Australian Aboriginal Astronomy: When Giant Fish Leaves the Sky I would like to introduce our readers to a video presentation made by John Morieson and Alex Cherney about the astronomy of the Boorong clan (of the Wergaia language in northwest Victoria). John Morieson is an historian in Victoria who has spent many years researching the astronomy of the Boorong and other Victorian Aboriginal groups. He completed an MA thesis at the University of Melbourne in 1996, where he reanalysed the work of William Edward Stanbridge regarding Boorong astronomy. Alex Cherney is an amateur astronomer and astrophotographer in Melbourne. He has produced amazingly beautiful photography of the sky and has won several awards and honourable mentions in astrophotography competitions, including the STARMUS astrophotography contest, the David Malin awards, and several NASA "Astronomy Picture of the Day" posts.

This is What Happens When You Run Water Through a 24hz Sine Wave What!? How is this even possible? Because science, my friends. Brusspup’s (previously) latest video explores what happens when a stream of water is exposed to an audio speaker producing a loud 24hz sine wave. If I understand correctly the camera frame rate has been adjusted to the match the vibration of the air (so, 24fps) thus creating … magic zigzagging water.

Water has properties that are positively electrifying! Most people certainly understand how important water is for our survival, but we often overlook how weird it can be. I can compile a short, though not exhaustive, list off the top of my head: Water is less dense in solid form (ice) than in liquid form.
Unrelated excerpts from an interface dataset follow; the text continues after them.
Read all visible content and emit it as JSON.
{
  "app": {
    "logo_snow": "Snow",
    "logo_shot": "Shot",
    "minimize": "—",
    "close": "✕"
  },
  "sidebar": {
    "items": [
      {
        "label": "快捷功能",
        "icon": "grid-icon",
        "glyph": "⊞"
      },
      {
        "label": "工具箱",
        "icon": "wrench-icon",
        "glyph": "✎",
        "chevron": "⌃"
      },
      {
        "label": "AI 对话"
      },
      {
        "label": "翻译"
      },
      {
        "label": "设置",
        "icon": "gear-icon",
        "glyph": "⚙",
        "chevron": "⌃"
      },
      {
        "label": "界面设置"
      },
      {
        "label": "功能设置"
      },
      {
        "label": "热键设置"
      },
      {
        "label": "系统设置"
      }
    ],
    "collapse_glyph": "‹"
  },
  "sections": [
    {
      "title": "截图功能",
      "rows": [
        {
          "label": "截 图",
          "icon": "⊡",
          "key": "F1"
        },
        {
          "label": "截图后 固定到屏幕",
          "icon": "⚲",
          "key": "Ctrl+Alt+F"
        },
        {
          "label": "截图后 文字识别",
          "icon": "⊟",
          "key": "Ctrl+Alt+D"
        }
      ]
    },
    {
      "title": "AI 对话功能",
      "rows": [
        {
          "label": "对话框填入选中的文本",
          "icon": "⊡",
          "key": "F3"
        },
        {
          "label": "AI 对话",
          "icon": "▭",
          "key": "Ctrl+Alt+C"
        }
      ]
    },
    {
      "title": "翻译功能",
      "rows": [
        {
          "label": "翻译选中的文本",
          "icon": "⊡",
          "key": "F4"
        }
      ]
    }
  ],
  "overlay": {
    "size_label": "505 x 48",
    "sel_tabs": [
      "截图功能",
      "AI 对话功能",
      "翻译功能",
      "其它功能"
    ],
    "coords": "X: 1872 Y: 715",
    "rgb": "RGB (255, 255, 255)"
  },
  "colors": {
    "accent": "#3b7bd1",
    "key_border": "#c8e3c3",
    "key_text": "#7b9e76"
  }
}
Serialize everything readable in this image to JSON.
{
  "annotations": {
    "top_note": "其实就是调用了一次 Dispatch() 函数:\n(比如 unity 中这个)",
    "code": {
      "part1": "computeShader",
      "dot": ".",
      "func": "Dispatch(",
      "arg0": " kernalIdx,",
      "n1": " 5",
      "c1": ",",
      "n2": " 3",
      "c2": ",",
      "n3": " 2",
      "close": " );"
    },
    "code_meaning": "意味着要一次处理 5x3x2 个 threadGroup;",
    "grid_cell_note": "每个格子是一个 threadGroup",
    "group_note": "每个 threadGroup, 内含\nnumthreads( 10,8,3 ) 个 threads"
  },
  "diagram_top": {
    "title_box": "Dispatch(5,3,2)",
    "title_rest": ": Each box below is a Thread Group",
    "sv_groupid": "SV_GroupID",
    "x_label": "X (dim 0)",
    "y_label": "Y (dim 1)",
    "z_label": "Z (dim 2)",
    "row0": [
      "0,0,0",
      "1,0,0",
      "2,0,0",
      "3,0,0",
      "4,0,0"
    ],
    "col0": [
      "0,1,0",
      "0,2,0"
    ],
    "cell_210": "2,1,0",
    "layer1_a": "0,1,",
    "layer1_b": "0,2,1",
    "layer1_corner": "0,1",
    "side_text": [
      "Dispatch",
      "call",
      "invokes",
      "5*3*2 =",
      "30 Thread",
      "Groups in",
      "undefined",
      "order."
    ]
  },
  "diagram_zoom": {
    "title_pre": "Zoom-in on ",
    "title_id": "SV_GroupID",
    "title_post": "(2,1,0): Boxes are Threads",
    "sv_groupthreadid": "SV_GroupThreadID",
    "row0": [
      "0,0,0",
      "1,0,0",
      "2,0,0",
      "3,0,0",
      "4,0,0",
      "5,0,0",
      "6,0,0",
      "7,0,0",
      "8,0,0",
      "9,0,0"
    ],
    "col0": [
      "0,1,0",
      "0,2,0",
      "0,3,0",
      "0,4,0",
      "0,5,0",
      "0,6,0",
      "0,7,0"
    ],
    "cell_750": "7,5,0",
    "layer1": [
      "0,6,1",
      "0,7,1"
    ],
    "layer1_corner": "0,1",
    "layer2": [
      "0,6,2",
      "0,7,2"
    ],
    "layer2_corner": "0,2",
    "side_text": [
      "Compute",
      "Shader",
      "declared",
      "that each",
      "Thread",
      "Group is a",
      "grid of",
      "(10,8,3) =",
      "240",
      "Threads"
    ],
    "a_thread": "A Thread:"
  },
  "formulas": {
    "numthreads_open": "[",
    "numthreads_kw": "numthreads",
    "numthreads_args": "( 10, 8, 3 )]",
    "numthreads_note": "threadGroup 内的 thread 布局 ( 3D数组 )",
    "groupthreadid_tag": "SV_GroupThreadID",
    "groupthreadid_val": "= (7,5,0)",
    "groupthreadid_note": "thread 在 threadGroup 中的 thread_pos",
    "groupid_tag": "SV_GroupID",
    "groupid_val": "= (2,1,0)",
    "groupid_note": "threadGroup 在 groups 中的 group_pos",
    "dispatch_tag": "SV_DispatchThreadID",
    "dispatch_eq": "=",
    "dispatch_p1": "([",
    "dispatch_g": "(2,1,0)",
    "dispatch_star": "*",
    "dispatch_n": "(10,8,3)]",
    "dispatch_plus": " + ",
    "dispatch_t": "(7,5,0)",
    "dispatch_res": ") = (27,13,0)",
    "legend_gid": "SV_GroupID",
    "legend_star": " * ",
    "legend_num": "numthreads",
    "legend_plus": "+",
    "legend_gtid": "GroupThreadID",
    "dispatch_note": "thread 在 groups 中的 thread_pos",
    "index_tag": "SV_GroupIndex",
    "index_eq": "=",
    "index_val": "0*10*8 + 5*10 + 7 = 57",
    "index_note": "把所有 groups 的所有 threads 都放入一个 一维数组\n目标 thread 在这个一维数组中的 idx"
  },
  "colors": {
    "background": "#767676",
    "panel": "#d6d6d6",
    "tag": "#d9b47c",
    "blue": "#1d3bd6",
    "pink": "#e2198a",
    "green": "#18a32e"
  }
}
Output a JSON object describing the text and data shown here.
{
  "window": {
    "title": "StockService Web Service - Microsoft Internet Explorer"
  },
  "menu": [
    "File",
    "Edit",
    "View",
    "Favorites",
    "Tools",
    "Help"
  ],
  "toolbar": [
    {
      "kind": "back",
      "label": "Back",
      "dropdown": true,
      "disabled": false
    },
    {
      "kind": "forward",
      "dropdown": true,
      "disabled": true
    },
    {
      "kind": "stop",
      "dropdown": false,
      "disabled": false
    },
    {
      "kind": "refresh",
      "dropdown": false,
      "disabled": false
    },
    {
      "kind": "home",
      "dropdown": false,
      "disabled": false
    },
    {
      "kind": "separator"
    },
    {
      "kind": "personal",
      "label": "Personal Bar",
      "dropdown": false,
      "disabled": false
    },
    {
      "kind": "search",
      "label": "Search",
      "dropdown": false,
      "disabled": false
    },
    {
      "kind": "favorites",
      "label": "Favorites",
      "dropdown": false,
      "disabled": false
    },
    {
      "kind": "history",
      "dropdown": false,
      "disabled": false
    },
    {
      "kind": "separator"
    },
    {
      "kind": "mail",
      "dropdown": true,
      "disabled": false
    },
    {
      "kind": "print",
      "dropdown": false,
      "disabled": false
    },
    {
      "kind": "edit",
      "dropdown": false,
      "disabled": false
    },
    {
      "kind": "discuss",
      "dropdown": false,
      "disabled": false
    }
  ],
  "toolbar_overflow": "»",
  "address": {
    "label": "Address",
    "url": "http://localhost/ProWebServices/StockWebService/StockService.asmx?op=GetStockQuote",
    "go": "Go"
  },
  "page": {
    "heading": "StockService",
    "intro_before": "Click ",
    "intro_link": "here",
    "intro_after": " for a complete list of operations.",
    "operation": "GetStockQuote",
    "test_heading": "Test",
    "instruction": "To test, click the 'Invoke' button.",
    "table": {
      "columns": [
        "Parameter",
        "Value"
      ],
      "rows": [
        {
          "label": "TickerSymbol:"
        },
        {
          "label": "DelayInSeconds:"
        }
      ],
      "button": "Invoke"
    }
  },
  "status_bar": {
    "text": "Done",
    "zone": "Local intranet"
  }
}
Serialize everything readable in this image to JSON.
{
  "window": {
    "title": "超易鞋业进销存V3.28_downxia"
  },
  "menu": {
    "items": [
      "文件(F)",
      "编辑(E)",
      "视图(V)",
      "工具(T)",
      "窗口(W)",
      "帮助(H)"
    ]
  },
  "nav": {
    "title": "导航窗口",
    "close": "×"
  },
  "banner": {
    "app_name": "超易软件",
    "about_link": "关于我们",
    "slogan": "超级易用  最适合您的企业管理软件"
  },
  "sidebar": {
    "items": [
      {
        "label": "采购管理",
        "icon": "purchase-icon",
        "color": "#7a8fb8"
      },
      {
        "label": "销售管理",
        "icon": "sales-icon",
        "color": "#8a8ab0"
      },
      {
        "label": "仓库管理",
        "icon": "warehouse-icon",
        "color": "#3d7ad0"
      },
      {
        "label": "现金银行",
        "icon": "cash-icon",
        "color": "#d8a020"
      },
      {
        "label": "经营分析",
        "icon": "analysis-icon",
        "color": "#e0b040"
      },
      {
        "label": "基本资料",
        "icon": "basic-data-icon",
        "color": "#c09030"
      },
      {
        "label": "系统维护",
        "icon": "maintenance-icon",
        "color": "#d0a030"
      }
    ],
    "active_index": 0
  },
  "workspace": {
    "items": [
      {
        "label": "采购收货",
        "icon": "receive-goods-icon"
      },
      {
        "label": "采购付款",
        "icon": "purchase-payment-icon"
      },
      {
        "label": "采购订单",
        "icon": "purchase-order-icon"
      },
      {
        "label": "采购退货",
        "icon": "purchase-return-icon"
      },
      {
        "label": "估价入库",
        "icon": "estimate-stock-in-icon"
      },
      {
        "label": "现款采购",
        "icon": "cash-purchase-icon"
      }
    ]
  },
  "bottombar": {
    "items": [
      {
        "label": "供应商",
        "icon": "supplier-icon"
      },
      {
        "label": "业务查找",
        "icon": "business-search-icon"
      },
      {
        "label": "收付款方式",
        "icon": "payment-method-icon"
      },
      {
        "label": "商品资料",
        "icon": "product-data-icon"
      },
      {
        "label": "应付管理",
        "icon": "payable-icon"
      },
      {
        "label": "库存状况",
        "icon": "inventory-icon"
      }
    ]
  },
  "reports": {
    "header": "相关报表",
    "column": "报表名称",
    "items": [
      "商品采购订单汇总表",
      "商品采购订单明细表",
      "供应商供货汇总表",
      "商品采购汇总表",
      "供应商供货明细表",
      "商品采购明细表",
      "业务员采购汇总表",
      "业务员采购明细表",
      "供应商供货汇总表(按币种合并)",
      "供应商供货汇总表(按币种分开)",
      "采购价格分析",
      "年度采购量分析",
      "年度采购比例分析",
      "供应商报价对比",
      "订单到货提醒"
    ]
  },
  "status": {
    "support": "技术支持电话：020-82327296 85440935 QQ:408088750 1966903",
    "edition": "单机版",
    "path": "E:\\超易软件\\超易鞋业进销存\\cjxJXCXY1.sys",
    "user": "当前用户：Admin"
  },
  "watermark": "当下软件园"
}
Ice cubes float, and ice forms at the top of lakes, protecting the fish and other organisms below from the cold.